If you actually look at compound interest tables, you’ll quickly find that the difference between loaded mutual funds and no load funds is huge when you look at 20 to 40 year compounds.
Here’s the kicker: Statistically, there is no advantage to loaded mutual funds. They don’t perform any better than other funds.
==>Can a Mutual Fund Get Higher Than Market Returns?
The whole draw of a mutual fund over an index fund is that mutual funds are actively managed, with money managers reviewing and picking stocks they believe will perform better than the general market.
But again, statistically, less than 95% of all mutual funds are actually able to beat the market. The chances of you investing with one of the 5% are very, very slim.
What makes it even tougher is that statistically, past performance has no correlation to future success. That means even if you look at a list of the top performing mutual funds of the last 5 years, that doesn’t mean the fund will perform any better than the market over the next 5 years.
==>The Big Pitfall: Fad Funds
In 1999, the “fad funds” were tech and telecom funds that were just taking off. Everyone wanted a piece of the internet and funds sprang up everywhere promising to make millionaires. Of course, the bubble burst and everyone lost their shirts.
Today, Brazil Russia India China (BRIC) funds are very popular, especially with the US market in a recession. So are commodities like gold and silver. Whether these will pan out or not in the long run is still up in the air; but investors who were drawn to BRIC funds due to a few years of 12%+ performance are probably going to be disappointed in the long run.
==>So What’s the Investment Answer?

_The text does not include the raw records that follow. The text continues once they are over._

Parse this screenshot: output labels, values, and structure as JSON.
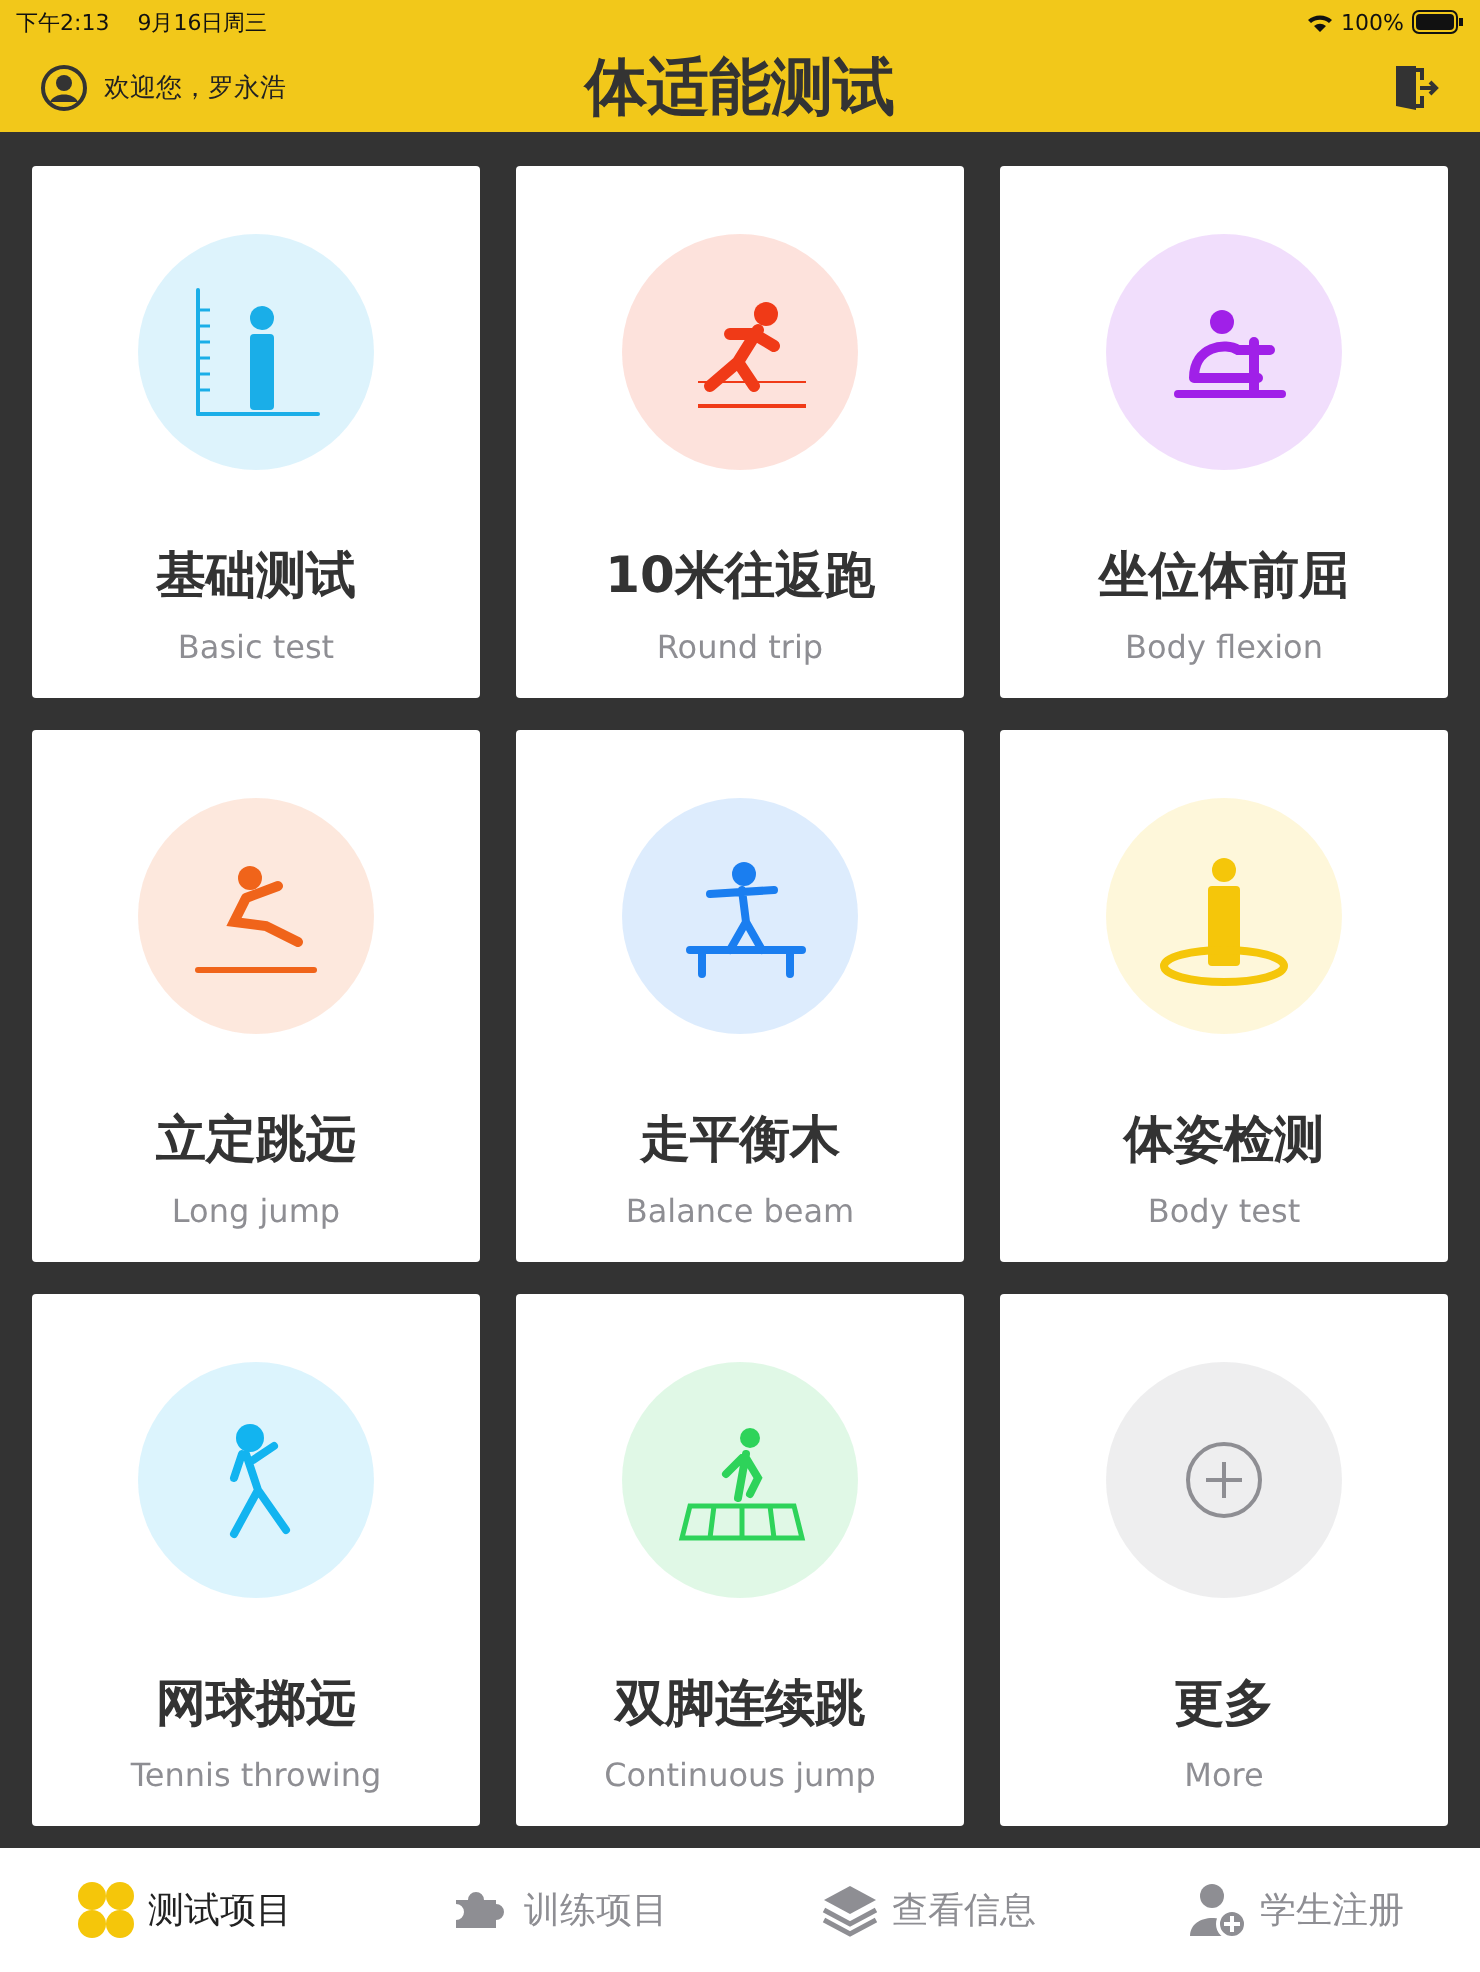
{
  "status_bar": {
    "time": "下午2:13",
    "date": "9月16日周三",
    "battery": "100%"
  },
  "header": {
    "greeting": "欢迎您，罗永浩",
    "title": "体适能测试"
  },
  "cards": [
    {
      "title": "基础测试",
      "subtitle": "Basic test",
      "kind": "height",
      "color": "#1aaee8"
    },
    {
      "title": "10米往返跑",
      "subtitle": "Round trip",
      "kind": "run",
      "color": "#f03a17"
    },
    {
      "title": "坐位体前屈",
      "subtitle": "Body flexion",
      "kind": "flex",
      "color": "#a020e8"
    },
    {
      "title": "立定跳远",
      "subtitle": "Long jump",
      "kind": "jump",
      "color": "#f0641a"
    },
    {
      "title": "走平衡木",
      "subtitle": "Balance beam",
      "kind": "beam",
      "color": "#1a7ef0"
    },
    {
      "title": "体姿检测",
      "subtitle": "Body test",
      "kind": "posture",
      "color": "#f5c60a"
    },
    {
      "title": "网球掷远",
      "subtitle": "Tennis throwing",
      "kind": "throw",
      "color": "#12b4f0"
    },
    {
      "title": "双脚连续跳",
      "subtitle": "Continuous jump",
      "kind": "hop",
      "color": "#2ed35a"
    },
    {
      "title": "更多",
      "subtitle": "More",
      "kind": "more",
      "color": "#8e8e93"
    }
  ],
  "tabs": [
    {
      "label": "测试项目",
      "kind": "grid",
      "selected": true
    },
    {
      "label": "训练项目",
      "kind": "puzzle",
      "selected": false
    },
    {
      "label": "查看信息",
      "kind": "layers",
      "selected": false
    },
    {
      "label": "学生注册",
      "kind": "user",
      "selected": false
    }
  ]
}
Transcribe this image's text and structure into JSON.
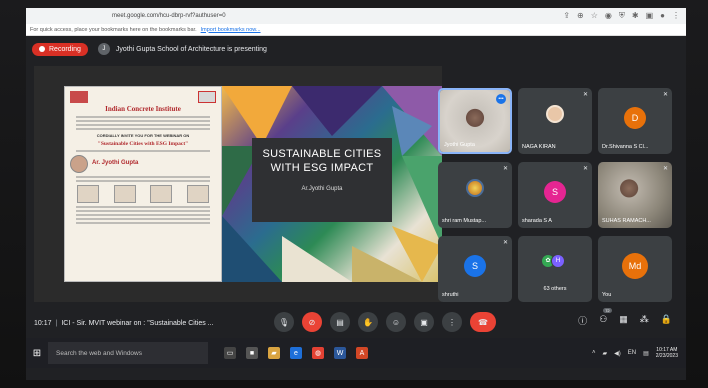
{
  "browser": {
    "url": "meet.google.com/hcu-dbrp-rvf?authuser=0",
    "bookmarks_hint": "For quick access, place your bookmarks here on the bookmarks bar.",
    "import_link": "Import bookmarks now..."
  },
  "meet": {
    "recording_label": "Recording",
    "presenter_text": "Jyothi Gupta School of Architecture is presenting",
    "time": "10:17",
    "meeting_title": "ICI - Sir. MVIT webinar on : \"Sustainable Cities ...",
    "people_count": "72"
  },
  "slide": {
    "poster_title": "Indian Concrete Institute",
    "poster_invite": "CORDIALLY INVITE YOU FOR THE WEBINAR ON",
    "poster_topic": "\"Sustainable Cities with ESG Impact\"",
    "poster_speaker": "Ar. Jyothi Gupta",
    "main_title": "SUSTAINABLE CITIES WITH ESG IMPACT",
    "author": "Ar.Jyothi Gupta"
  },
  "participants": [
    {
      "name": "Jyothi Gupta",
      "kind": "video-female"
    },
    {
      "name": "NAGA KIRAN",
      "kind": "photo"
    },
    {
      "name": "Dr.Shivanna S Cl...",
      "initial": "D",
      "color": "#e8710a"
    },
    {
      "name": "shri ram Mustap...",
      "kind": "deity"
    },
    {
      "name": "sharada S A",
      "initial": "S",
      "color": "#e52592"
    },
    {
      "name": "SUHAS RAMACH...",
      "kind": "video-male"
    },
    {
      "name": "shruthi",
      "initial": "S",
      "color": "#1a73e8"
    },
    {
      "name": "63 others",
      "kind": "group"
    },
    {
      "name": "You",
      "initial": "Md",
      "color": "#e8710a"
    }
  ],
  "taskbar": {
    "search_placeholder": "Search the web and Windows",
    "clock_time": "10:17 AM",
    "clock_date": "2/23/2023"
  }
}
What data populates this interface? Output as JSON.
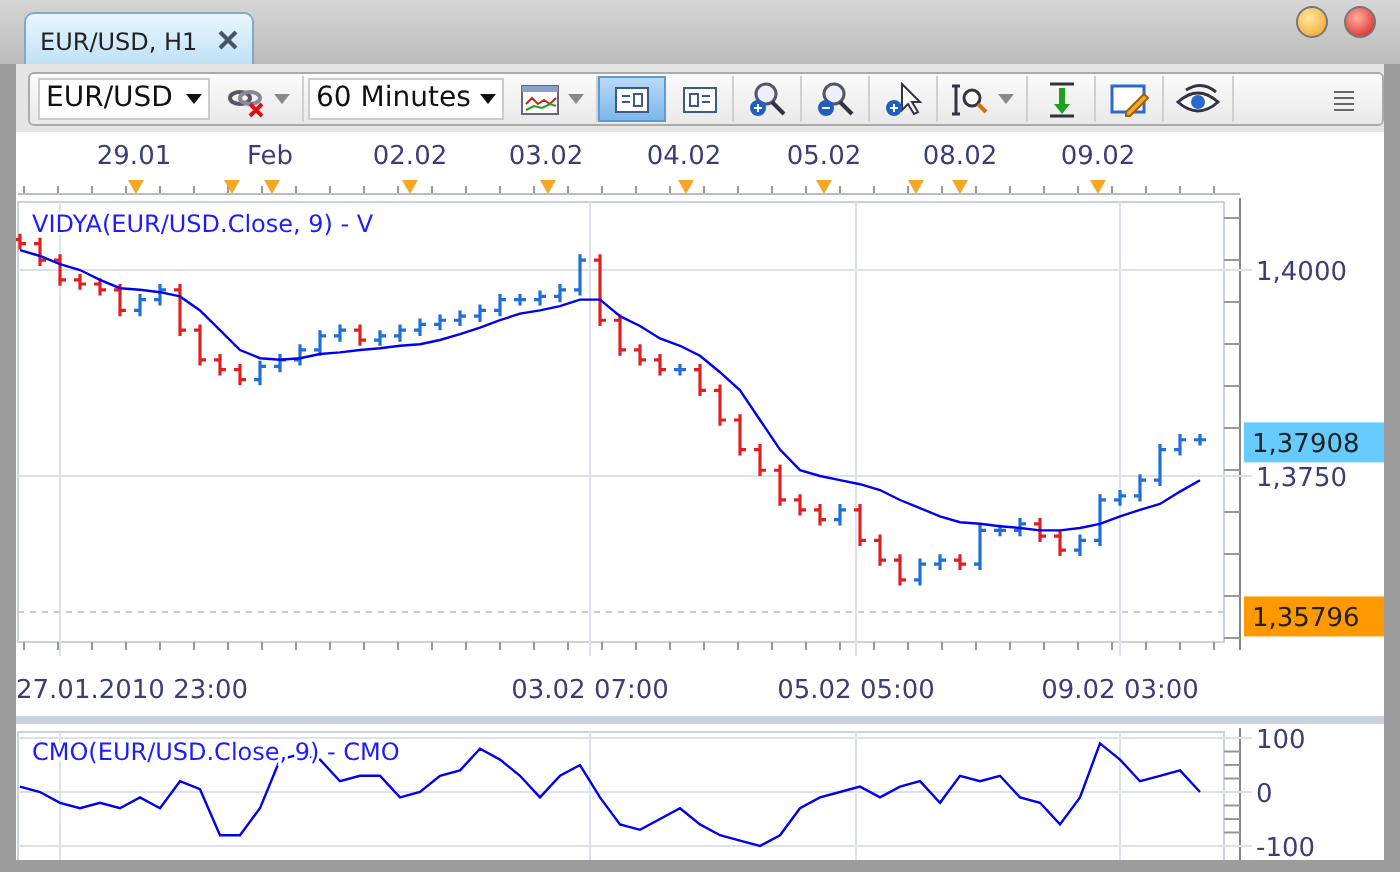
{
  "tab": {
    "label": "EUR/USD, H1",
    "selected": true
  },
  "window_buttons": [
    {
      "kind": "minimize"
    },
    {
      "kind": "close"
    }
  ],
  "toolbar": [
    {
      "kind": "symbol_select",
      "value": "EUR/USD"
    },
    {
      "kind": "connect",
      "dropdown": true,
      "selected": false
    },
    {
      "kind": "period_select",
      "value": "60 Minutes"
    },
    {
      "kind": "chart_type",
      "dropdown": true,
      "selected": false
    },
    {
      "kind": "panel_a",
      "dropdown": false,
      "selected": true
    },
    {
      "kind": "panel_b",
      "dropdown": false,
      "selected": false
    },
    {
      "kind": "zoom_in",
      "dropdown": false,
      "selected": false
    },
    {
      "kind": "zoom_out",
      "dropdown": false,
      "selected": false
    },
    {
      "kind": "zoom_cursor",
      "dropdown": false,
      "selected": false
    },
    {
      "kind": "zoom_range",
      "dropdown": true,
      "selected": false
    },
    {
      "kind": "measure",
      "dropdown": false,
      "selected": false
    },
    {
      "kind": "draw",
      "dropdown": false,
      "selected": false
    },
    {
      "kind": "view",
      "dropdown": false,
      "selected": false
    },
    {
      "kind": "more",
      "dropdown": false,
      "selected": false
    }
  ],
  "price_chart": {
    "legend": "VIDYA(EUR/USD.Close, 9) - V",
    "date_labels": [
      "29.01",
      "Feb",
      "02.02",
      "03.02",
      "04.02",
      "05.02",
      "08.02",
      "09.02"
    ],
    "price_labels": [
      "1,4000",
      "1,3750"
    ],
    "price_tags": [
      {
        "text": "1,37908",
        "color": "#66ccff"
      },
      {
        "text": "1,35796",
        "color": "#ff9900"
      }
    ],
    "time_labels": [
      "27.01.2010 23:00",
      "03.02 07:00",
      "05.02 05:00",
      "09.02 03:00"
    ]
  },
  "cmo_chart": {
    "chart_data": {
      "type": "line",
      "title": "CMO(EUR/USD.Close, 9) - CMO",
      "ylim": [
        -100,
        100
      ],
      "yticks": [
        100,
        0,
        -100
      ],
      "grid": true,
      "series": [
        {
          "color": "#0000ee",
          "values": [
            10,
            0,
            -20,
            -30,
            -20,
            -30,
            -10,
            -30,
            20,
            5,
            -80,
            -80,
            -30,
            60,
            70,
            60,
            20,
            30,
            30,
            -10,
            0,
            30,
            40,
            80,
            60,
            30,
            -10,
            30,
            50,
            -10,
            -60,
            -70,
            -50,
            -30,
            -60,
            -80,
            -90,
            -100,
            -80,
            -30,
            -10,
            0,
            10,
            -10,
            10,
            20,
            -20,
            30,
            20,
            30,
            -10,
            -20,
            -60,
            -10,
            90,
            60,
            20,
            30,
            40,
            0
          ]
        }
      ]
    }
  }
}
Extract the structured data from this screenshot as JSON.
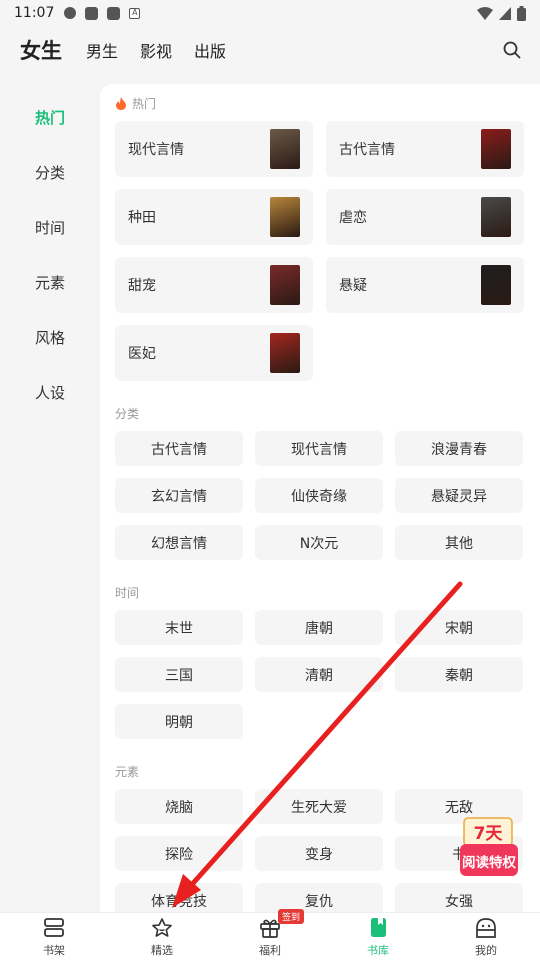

So if new funds popping up aren’t really the answer, mutual funds statistically can’t beat the market and past performance can’t help find the few mutual funds that’ll beat the market, what’s the answer?
If you want a safe bet, to make sure you’re saving enough money to retire on with investments that’ll almost definitely increase in value, then invest in index funds. You’ll probably want a split of mostly stocks, with 20% to 40% bonds to hedge against the risk of stocks dropping.
This will give you a very safe retirement, statistically almost guaranteed income with very small chance of losing your money because a money manager made a poor decision. It’s not as appealing as trying to make a lot of money by beating the market, but statistically speaking it’s your absolute best chance of retiring with compounded wealth.